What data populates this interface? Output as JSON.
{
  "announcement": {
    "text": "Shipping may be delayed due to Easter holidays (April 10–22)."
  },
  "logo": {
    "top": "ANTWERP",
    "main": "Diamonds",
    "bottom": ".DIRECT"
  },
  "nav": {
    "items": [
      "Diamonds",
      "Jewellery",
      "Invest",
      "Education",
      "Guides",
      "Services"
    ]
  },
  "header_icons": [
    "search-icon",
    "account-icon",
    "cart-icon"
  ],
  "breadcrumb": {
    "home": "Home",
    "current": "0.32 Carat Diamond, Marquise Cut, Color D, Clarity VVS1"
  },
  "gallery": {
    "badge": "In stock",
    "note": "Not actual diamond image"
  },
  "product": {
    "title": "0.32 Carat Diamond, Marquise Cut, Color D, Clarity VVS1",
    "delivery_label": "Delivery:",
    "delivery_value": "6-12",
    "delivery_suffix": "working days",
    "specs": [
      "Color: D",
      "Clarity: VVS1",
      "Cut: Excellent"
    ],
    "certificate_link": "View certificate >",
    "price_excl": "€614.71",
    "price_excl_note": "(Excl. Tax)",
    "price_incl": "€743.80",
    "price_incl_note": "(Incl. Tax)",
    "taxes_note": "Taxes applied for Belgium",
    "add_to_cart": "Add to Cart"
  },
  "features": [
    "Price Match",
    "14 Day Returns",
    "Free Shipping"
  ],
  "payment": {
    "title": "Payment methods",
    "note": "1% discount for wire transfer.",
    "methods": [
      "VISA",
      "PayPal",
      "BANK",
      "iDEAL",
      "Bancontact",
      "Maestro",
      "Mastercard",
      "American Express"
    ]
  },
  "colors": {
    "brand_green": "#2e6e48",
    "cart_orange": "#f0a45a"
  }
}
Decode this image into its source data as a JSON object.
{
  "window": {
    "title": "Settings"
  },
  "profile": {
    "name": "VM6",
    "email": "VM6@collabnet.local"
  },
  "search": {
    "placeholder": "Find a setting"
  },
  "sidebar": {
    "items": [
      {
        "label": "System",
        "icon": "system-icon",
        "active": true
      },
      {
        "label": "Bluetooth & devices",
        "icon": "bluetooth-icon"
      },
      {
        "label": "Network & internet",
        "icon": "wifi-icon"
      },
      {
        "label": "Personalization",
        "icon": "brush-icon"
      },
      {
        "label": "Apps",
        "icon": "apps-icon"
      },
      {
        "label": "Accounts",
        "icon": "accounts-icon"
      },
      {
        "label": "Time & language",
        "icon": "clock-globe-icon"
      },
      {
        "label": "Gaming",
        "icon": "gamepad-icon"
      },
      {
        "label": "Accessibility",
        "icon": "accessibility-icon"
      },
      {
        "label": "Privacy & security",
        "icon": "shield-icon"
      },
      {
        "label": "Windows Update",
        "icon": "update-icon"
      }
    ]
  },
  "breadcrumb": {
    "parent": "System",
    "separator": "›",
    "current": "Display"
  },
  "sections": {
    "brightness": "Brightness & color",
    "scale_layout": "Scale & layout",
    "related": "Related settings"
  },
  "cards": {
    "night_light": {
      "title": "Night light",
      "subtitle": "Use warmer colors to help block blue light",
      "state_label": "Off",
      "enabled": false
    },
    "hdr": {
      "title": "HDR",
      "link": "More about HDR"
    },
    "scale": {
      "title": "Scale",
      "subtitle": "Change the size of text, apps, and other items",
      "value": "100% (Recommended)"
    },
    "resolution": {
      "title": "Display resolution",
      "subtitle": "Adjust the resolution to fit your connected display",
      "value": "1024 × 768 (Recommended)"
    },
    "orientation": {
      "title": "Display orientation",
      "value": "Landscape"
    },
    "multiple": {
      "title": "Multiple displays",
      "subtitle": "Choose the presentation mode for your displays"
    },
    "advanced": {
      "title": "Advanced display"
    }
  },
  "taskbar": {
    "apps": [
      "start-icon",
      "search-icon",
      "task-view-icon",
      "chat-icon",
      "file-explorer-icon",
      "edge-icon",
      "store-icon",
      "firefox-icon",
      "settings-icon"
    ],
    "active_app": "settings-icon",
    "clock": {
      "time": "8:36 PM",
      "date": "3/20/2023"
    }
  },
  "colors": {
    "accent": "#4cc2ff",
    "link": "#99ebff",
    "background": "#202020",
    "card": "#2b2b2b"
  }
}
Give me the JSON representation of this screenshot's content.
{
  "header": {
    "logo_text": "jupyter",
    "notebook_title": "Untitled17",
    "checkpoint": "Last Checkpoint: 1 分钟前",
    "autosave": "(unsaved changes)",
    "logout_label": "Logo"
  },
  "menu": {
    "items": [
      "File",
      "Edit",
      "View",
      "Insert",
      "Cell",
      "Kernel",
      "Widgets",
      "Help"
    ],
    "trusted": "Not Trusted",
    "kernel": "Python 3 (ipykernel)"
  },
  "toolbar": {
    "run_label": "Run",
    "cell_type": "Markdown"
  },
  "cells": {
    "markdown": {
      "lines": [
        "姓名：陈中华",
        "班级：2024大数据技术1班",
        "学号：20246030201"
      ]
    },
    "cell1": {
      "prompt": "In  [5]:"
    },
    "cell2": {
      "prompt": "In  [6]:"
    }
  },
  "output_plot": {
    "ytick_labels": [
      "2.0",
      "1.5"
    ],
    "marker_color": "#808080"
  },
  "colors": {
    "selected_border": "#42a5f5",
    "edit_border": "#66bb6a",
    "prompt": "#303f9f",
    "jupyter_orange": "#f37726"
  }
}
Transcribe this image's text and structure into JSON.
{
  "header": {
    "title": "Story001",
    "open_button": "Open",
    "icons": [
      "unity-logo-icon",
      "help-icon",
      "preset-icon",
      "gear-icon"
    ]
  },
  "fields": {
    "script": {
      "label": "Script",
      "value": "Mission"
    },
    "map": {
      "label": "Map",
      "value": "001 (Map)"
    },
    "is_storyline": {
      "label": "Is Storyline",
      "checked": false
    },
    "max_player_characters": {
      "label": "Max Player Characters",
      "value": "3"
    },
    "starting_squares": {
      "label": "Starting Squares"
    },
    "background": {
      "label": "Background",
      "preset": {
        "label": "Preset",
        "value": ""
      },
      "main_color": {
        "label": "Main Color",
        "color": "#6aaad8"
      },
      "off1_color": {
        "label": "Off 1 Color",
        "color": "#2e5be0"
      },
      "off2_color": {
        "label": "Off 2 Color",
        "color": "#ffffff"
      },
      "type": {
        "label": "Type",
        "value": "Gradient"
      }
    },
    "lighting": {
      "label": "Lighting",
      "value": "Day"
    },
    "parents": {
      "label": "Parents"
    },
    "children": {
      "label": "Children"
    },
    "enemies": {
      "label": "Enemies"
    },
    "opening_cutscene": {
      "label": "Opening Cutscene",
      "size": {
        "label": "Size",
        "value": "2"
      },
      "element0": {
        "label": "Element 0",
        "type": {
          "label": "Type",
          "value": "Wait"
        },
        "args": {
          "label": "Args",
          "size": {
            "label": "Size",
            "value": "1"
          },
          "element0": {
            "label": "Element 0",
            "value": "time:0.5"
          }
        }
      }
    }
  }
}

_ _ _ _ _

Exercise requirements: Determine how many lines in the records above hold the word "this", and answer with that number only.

Task solution: 4